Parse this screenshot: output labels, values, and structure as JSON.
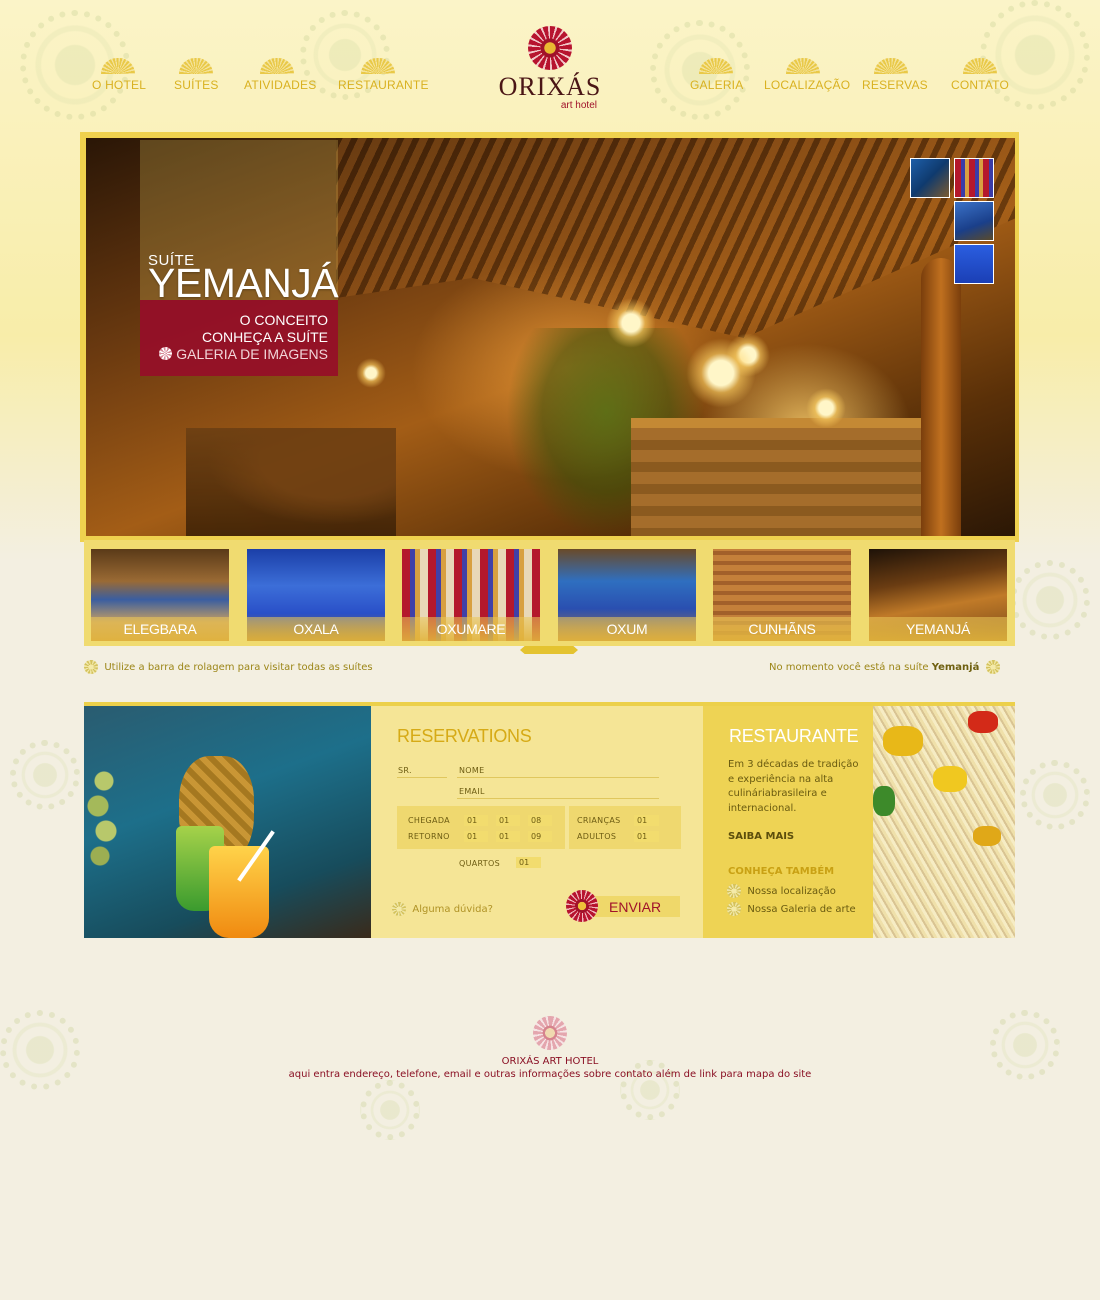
{
  "nav": {
    "left": [
      "O HOTEL",
      "SUÍTES",
      "ATIVIDADES",
      "RESTAURANTE"
    ],
    "right": [
      "GALERIA",
      "LOCALIZAÇÃO",
      "RESERVAS",
      "CONTATO"
    ]
  },
  "logo": {
    "name": "ORIXÁS",
    "subtitle": "art hotel"
  },
  "hero": {
    "suite_label": "SUÍTE",
    "suite_name": "YEMANJÁ",
    "links": [
      "O CONCEITO",
      "CONHEÇA A SUÍTE",
      "GALERIA DE IMAGENS"
    ]
  },
  "suites": [
    "ELEGBARA",
    "OXALA",
    "OXUMARE",
    "OXUM",
    "CUNHÃNS",
    "YEMANJÁ"
  ],
  "hints": {
    "scroll": "Utilize a barra de rolagem para visitar todas as suítes",
    "current_prefix": "No momento você está na suíte",
    "current_suite": "Yemanjá"
  },
  "reservations": {
    "title": "RESERVATIONS",
    "sr_label": "SR.",
    "name_label": "NOME",
    "email_label": "EMAIL",
    "checkin_label": "CHEGADA",
    "checkout_label": "RETORNO",
    "checkin": [
      "01",
      "01",
      "08"
    ],
    "checkout": [
      "01",
      "01",
      "09"
    ],
    "children_label": "CRIANÇAS",
    "children": "01",
    "adults_label": "ADULTOS",
    "adults": "01",
    "rooms_label": "QUARTOS",
    "rooms": "01",
    "question": "Alguma dúvida?",
    "submit": "ENVIAR"
  },
  "restaurant": {
    "title": "RESTAURANTE",
    "text": "Em 3 décadas de tradição e experiência na alta culináriabrasileira e internacional.",
    "more": "SAIBA MAIS",
    "also_title": "CONHEÇA TAMBÉM",
    "links": [
      "Nossa localização",
      "Nossa Galeria de arte"
    ]
  },
  "footer": {
    "name": "ORIXÁS ART HOTEL",
    "info": "aqui entra endereço, telefone, email e outras informações sobre contato além de link para mapa do site"
  },
  "colors": {
    "accent_gold": "#d9b120",
    "brand_red": "#a0122a",
    "background": "#f3efe1"
  }
}
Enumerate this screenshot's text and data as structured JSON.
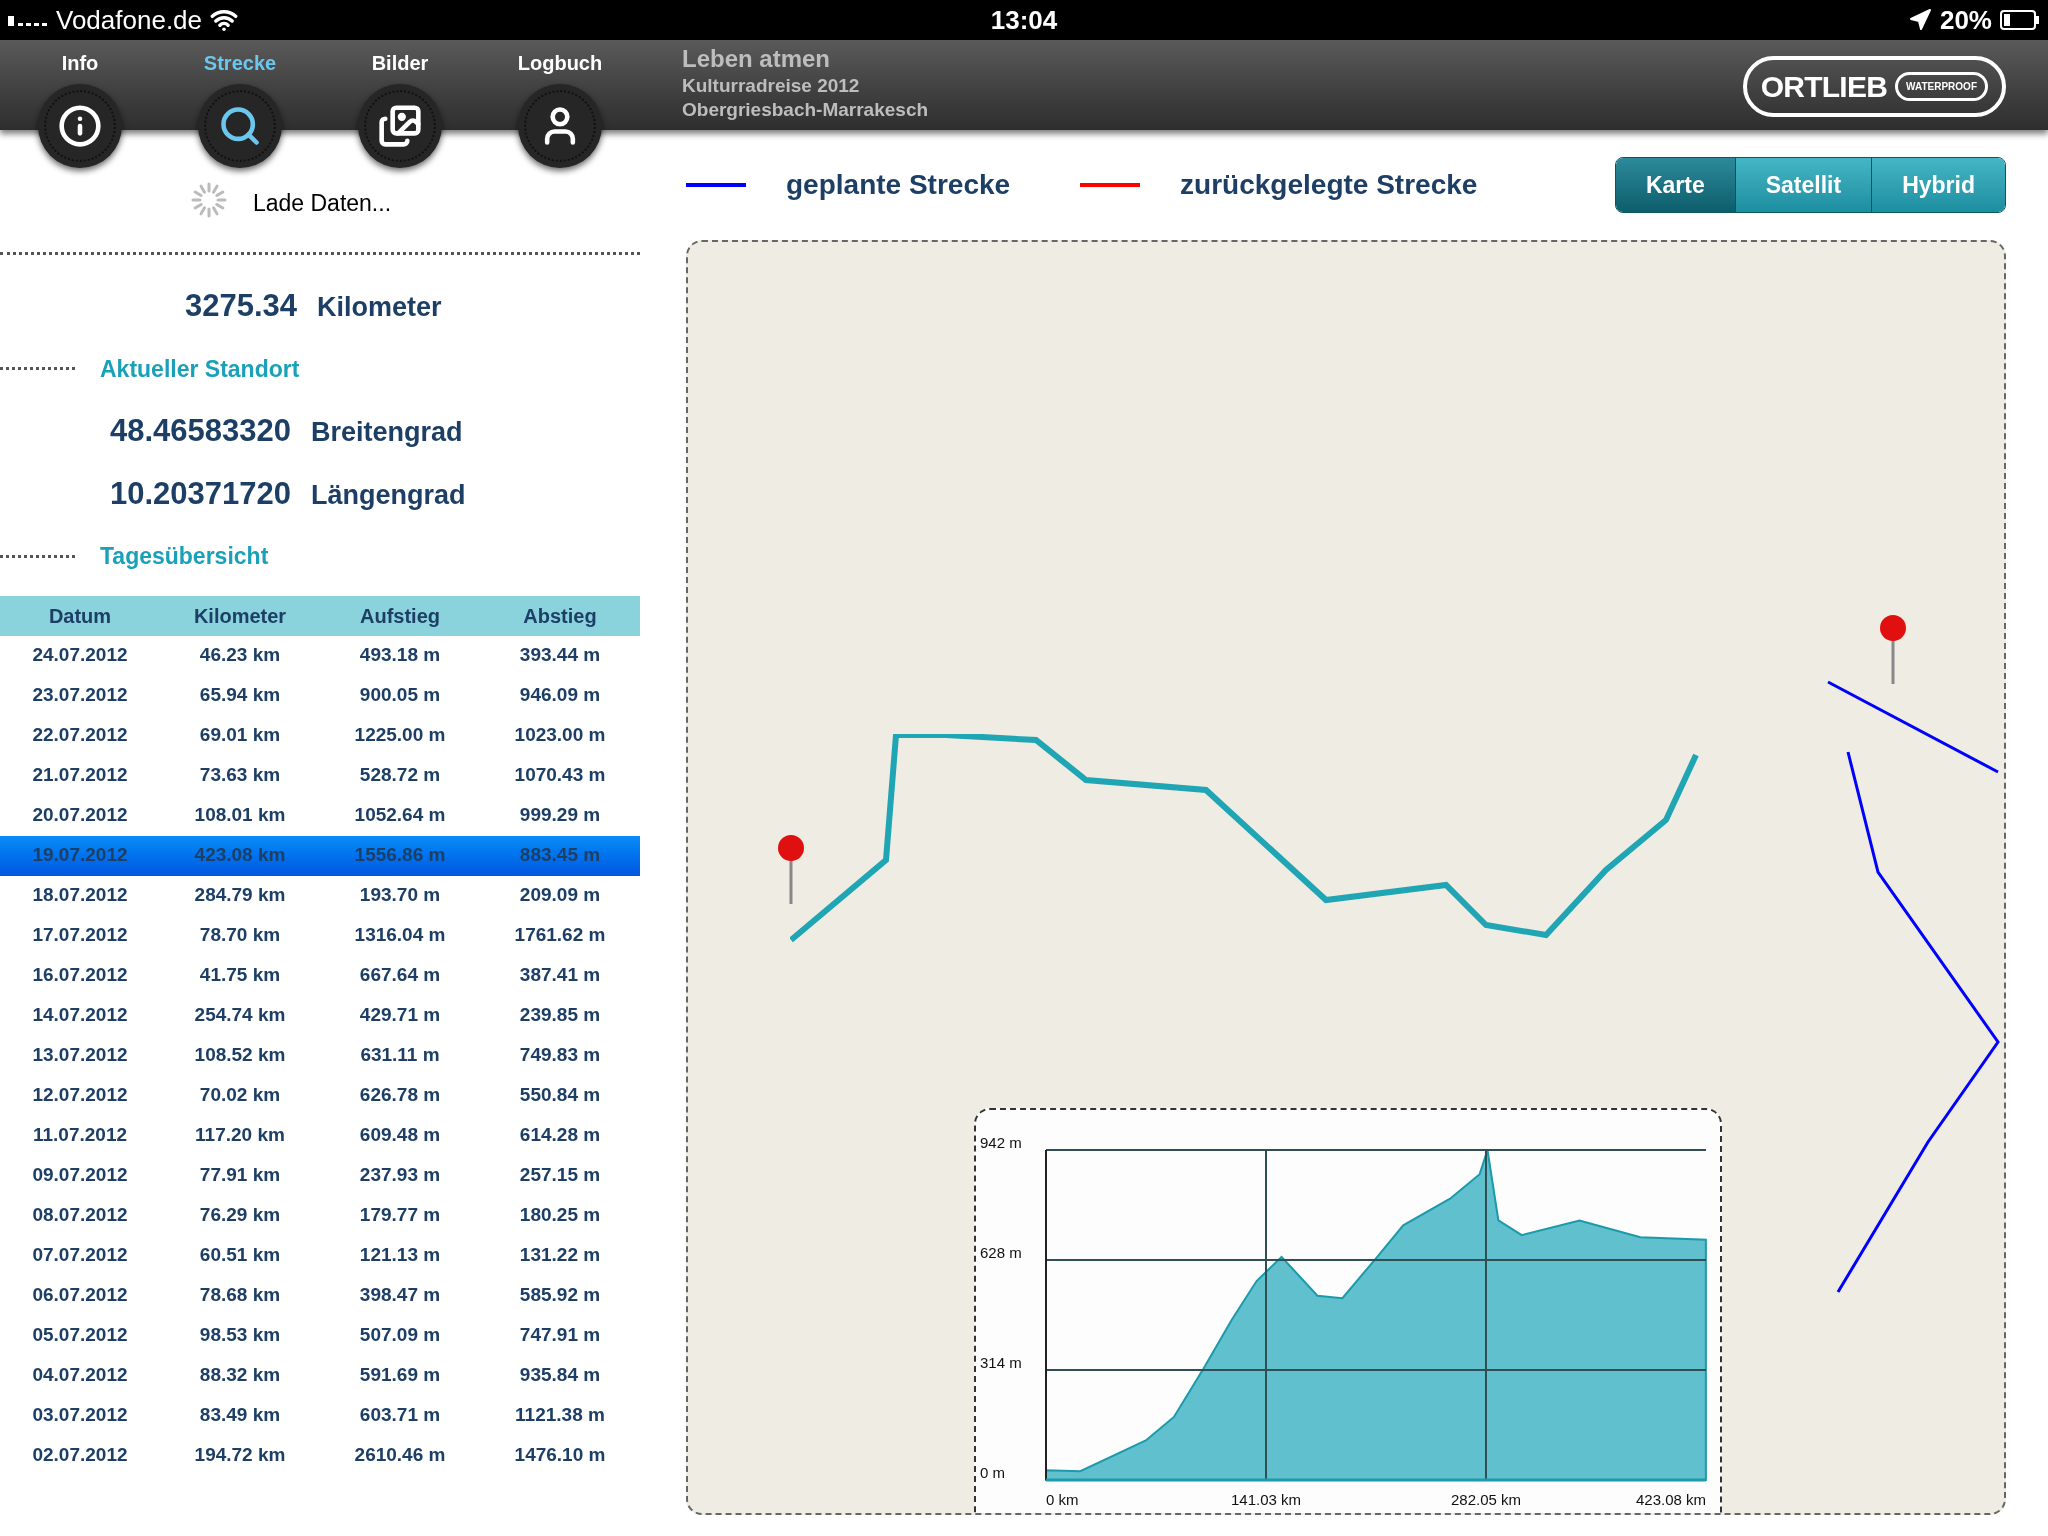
{
  "status_bar": {
    "carrier": "Vodafone.de",
    "time": "13:04",
    "battery": "20%"
  },
  "nav": {
    "tabs": [
      {
        "label": "Info",
        "selected": false
      },
      {
        "label": "Strecke",
        "selected": true
      },
      {
        "label": "Bilder",
        "selected": false
      },
      {
        "label": "Logbuch",
        "selected": false
      }
    ],
    "title": "Leben atmen",
    "subtitle": "Kulturradreise 2012",
    "route": "Obergriesbach-Marrakesch",
    "logo": {
      "brand": "ORTLIEB",
      "tag": "WATERPROOF"
    }
  },
  "loading": "Lade Daten...",
  "total": {
    "value": "3275.34",
    "unit": "Kilometer"
  },
  "location": {
    "heading": "Aktueller Standort",
    "lat": "48.46583320",
    "lat_label": "Breitengrad",
    "lon": "10.20371720",
    "lon_label": "Längengrad"
  },
  "daily": {
    "heading": "Tagesübersicht",
    "columns": [
      "Datum",
      "Kilometer",
      "Aufstieg",
      "Abstieg"
    ],
    "rows": [
      {
        "cells": [
          "24.07.2012",
          "46.23 km",
          "493.18 m",
          "393.44 m"
        ],
        "selected": false
      },
      {
        "cells": [
          "23.07.2012",
          "65.94 km",
          "900.05 m",
          "946.09 m"
        ],
        "selected": false
      },
      {
        "cells": [
          "22.07.2012",
          "69.01 km",
          "1225.00 m",
          "1023.00 m"
        ],
        "selected": false
      },
      {
        "cells": [
          "21.07.2012",
          "73.63 km",
          "528.72 m",
          "1070.43 m"
        ],
        "selected": false
      },
      {
        "cells": [
          "20.07.2012",
          "108.01 km",
          "1052.64 m",
          "999.29 m"
        ],
        "selected": false
      },
      {
        "cells": [
          "19.07.2012",
          "423.08 km",
          "1556.86 m",
          "883.45 m"
        ],
        "selected": true
      },
      {
        "cells": [
          "18.07.2012",
          "284.79 km",
          "193.70 m",
          "209.09 m"
        ],
        "selected": false
      },
      {
        "cells": [
          "17.07.2012",
          "78.70 km",
          "1316.04 m",
          "1761.62 m"
        ],
        "selected": false
      },
      {
        "cells": [
          "16.07.2012",
          "41.75 km",
          "667.64 m",
          "387.41 m"
        ],
        "selected": false
      },
      {
        "cells": [
          "14.07.2012",
          "254.74 km",
          "429.71 m",
          "239.85 m"
        ],
        "selected": false
      },
      {
        "cells": [
          "13.07.2012",
          "108.52 km",
          "631.11 m",
          "749.83 m"
        ],
        "selected": false
      },
      {
        "cells": [
          "12.07.2012",
          "70.02 km",
          "626.78 m",
          "550.84 m"
        ],
        "selected": false
      },
      {
        "cells": [
          "11.07.2012",
          "117.20 km",
          "609.48 m",
          "614.28 m"
        ],
        "selected": false
      },
      {
        "cells": [
          "09.07.2012",
          "77.91 km",
          "237.93 m",
          "257.15 m"
        ],
        "selected": false
      },
      {
        "cells": [
          "08.07.2012",
          "76.29 km",
          "179.77 m",
          "180.25 m"
        ],
        "selected": false
      },
      {
        "cells": [
          "07.07.2012",
          "60.51 km",
          "121.13 m",
          "131.22 m"
        ],
        "selected": false
      },
      {
        "cells": [
          "06.07.2012",
          "78.68 km",
          "398.47 m",
          "585.92 m"
        ],
        "selected": false
      },
      {
        "cells": [
          "05.07.2012",
          "98.53 km",
          "507.09 m",
          "747.91 m"
        ],
        "selected": false
      },
      {
        "cells": [
          "04.07.2012",
          "88.32 km",
          "591.69 m",
          "935.84 m"
        ],
        "selected": false
      },
      {
        "cells": [
          "03.07.2012",
          "83.49 km",
          "603.71 m",
          "1121.38 m"
        ],
        "selected": false
      },
      {
        "cells": [
          "02.07.2012",
          "194.72 km",
          "2610.46 m",
          "1476.10 m"
        ],
        "selected": false
      }
    ]
  },
  "legend": [
    {
      "label": "geplante Strecke",
      "color": "#0000ff"
    },
    {
      "label": "zurückgelegte Strecke",
      "color": "#ff0000"
    }
  ],
  "map_types": [
    {
      "label": "Karte",
      "selected": true
    },
    {
      "label": "Satellit",
      "selected": false
    },
    {
      "label": "Hybrid",
      "selected": false
    }
  ],
  "elevation": {
    "chart_data": {
      "type": "area",
      "x": [
        0,
        22,
        64,
        82,
        101,
        119,
        135,
        151,
        174,
        190,
        211,
        229,
        259,
        278,
        283,
        290,
        305,
        342,
        381,
        423
      ],
      "grid": true,
      "series": [
        {
          "color": "#45b5c4",
          "values": [
            28,
            25,
            113,
            180,
            318,
            457,
            568,
            637,
            526,
            519,
            630,
            727,
            803,
            873,
            942,
            741,
            699,
            741,
            693,
            686
          ]
        }
      ],
      "xlim": [
        0,
        423.08
      ],
      "ylim": [
        0,
        942
      ],
      "xticks": [
        {
          "value": 0,
          "label": "0 km"
        },
        {
          "value": 141.03,
          "label": "141.03 km"
        },
        {
          "value": 282.05,
          "label": "282.05 km"
        },
        {
          "value": 423.08,
          "label": "423.08 km"
        }
      ],
      "yticks": [
        {
          "value": 0,
          "label": "0 m"
        },
        {
          "value": 314,
          "label": "314 m"
        },
        {
          "value": 628,
          "label": "628 m"
        },
        {
          "value": 942,
          "label": "942 m"
        }
      ]
    }
  }
}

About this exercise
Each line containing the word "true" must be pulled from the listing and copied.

Response to the task
        "selected": true
        "selected": true
      "selected": true
      "grid": true,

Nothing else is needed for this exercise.